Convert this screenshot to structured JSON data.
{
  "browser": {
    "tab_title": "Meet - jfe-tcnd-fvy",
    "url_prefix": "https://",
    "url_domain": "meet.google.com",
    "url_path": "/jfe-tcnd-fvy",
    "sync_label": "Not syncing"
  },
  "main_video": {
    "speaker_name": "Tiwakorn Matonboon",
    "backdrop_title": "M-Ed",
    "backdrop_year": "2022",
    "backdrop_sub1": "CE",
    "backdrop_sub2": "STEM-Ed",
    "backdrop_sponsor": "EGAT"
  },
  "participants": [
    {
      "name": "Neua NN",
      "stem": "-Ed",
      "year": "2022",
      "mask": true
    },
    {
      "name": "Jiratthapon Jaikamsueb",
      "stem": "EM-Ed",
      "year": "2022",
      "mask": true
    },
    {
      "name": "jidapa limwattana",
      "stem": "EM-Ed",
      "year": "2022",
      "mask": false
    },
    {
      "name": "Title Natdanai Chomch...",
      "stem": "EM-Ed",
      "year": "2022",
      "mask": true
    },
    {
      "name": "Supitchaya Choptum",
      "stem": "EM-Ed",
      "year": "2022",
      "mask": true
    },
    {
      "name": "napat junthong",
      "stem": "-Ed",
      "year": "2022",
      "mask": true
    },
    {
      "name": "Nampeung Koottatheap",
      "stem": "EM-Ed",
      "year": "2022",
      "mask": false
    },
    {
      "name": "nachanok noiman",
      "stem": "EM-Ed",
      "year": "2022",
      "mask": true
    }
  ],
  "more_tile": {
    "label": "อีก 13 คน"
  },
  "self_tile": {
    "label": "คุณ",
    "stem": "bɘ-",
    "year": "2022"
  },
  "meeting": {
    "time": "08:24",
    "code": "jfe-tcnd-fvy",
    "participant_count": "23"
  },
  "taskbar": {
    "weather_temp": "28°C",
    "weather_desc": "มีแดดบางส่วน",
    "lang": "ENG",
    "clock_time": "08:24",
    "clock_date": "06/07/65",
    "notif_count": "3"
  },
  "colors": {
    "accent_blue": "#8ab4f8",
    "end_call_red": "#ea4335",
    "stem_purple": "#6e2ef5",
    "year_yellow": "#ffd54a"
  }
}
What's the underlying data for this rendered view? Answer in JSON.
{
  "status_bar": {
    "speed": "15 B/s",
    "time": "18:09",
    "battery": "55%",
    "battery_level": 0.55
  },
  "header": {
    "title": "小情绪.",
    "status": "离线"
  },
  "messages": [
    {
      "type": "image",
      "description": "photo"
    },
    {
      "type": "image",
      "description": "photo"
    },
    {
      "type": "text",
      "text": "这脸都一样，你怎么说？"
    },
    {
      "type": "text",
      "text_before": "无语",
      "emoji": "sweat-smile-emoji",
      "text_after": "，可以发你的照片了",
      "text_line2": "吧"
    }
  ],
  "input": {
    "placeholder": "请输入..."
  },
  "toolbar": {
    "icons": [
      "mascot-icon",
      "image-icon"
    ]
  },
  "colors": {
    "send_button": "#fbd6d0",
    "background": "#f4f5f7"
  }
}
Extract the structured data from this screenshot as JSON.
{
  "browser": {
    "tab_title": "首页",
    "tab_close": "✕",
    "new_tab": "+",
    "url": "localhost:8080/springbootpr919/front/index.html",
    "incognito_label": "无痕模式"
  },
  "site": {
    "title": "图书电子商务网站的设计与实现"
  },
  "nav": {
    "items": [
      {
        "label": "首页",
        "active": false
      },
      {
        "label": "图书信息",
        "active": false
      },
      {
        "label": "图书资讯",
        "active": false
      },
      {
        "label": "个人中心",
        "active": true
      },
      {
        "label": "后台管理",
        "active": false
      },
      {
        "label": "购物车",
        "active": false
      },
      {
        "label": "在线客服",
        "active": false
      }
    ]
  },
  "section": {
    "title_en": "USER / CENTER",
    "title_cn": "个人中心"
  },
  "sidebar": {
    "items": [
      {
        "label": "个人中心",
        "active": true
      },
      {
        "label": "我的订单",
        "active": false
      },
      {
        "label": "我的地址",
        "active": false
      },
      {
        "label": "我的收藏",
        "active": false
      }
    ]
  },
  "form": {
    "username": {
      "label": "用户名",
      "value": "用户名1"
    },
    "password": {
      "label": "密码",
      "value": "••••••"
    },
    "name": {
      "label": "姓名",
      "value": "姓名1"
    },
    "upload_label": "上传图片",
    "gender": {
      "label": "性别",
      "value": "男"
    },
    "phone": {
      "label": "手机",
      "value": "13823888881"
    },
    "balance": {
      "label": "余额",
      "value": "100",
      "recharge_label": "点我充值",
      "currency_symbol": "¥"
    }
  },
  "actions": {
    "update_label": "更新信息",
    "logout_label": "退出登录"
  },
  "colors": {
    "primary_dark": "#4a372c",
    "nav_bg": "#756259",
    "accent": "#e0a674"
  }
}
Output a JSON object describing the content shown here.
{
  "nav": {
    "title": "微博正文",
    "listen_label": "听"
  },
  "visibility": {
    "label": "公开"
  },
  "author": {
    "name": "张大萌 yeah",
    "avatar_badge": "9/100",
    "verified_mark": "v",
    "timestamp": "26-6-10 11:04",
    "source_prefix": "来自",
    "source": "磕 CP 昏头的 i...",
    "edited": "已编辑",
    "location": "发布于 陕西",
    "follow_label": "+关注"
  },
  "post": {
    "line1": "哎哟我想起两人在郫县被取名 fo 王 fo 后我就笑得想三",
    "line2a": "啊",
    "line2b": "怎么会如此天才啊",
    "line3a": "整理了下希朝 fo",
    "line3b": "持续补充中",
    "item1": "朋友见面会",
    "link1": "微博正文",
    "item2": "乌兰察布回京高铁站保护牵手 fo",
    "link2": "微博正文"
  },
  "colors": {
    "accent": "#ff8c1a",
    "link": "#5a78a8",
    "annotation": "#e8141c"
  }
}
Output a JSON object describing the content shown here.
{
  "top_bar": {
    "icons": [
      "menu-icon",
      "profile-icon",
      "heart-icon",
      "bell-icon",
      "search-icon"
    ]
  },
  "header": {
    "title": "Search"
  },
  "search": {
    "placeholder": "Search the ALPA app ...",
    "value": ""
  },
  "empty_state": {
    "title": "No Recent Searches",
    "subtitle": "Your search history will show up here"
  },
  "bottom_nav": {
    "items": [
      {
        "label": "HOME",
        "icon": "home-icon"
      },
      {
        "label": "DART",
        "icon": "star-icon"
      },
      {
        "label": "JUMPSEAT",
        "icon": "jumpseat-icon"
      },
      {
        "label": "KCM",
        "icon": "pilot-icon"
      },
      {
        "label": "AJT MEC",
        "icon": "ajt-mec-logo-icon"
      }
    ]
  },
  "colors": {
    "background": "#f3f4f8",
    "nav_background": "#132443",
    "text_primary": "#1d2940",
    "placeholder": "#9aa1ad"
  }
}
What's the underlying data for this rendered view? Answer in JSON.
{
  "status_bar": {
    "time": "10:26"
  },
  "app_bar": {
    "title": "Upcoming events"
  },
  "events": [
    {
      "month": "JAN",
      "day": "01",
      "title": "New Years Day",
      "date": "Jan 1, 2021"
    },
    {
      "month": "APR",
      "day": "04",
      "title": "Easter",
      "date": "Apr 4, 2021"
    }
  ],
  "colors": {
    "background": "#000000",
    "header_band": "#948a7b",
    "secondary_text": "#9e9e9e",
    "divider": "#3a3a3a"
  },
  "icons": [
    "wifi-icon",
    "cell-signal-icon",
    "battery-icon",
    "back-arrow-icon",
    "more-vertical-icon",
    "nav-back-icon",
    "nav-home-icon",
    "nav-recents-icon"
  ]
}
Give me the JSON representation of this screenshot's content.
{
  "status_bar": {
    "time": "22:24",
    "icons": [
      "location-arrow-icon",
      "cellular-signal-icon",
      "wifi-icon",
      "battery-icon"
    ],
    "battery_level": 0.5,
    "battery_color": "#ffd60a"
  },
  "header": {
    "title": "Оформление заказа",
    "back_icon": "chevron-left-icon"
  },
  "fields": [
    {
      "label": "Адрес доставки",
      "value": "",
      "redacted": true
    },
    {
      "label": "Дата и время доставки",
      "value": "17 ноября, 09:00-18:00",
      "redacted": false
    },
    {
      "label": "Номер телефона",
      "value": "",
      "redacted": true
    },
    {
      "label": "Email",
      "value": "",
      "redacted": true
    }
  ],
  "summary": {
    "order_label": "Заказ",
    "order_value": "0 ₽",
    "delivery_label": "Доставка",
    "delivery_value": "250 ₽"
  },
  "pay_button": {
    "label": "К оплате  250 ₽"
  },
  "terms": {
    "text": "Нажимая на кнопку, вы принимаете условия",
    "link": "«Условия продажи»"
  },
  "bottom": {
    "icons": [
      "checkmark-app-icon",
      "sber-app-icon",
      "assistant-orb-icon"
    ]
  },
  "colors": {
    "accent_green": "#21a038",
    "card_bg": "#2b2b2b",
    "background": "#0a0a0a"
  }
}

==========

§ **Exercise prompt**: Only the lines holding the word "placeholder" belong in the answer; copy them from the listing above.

§ **Reply**:
    "placeholder": "请输入..."
    "placeholder": "Search the ALPA app ...",
    "placeholder": "#9aa1ad"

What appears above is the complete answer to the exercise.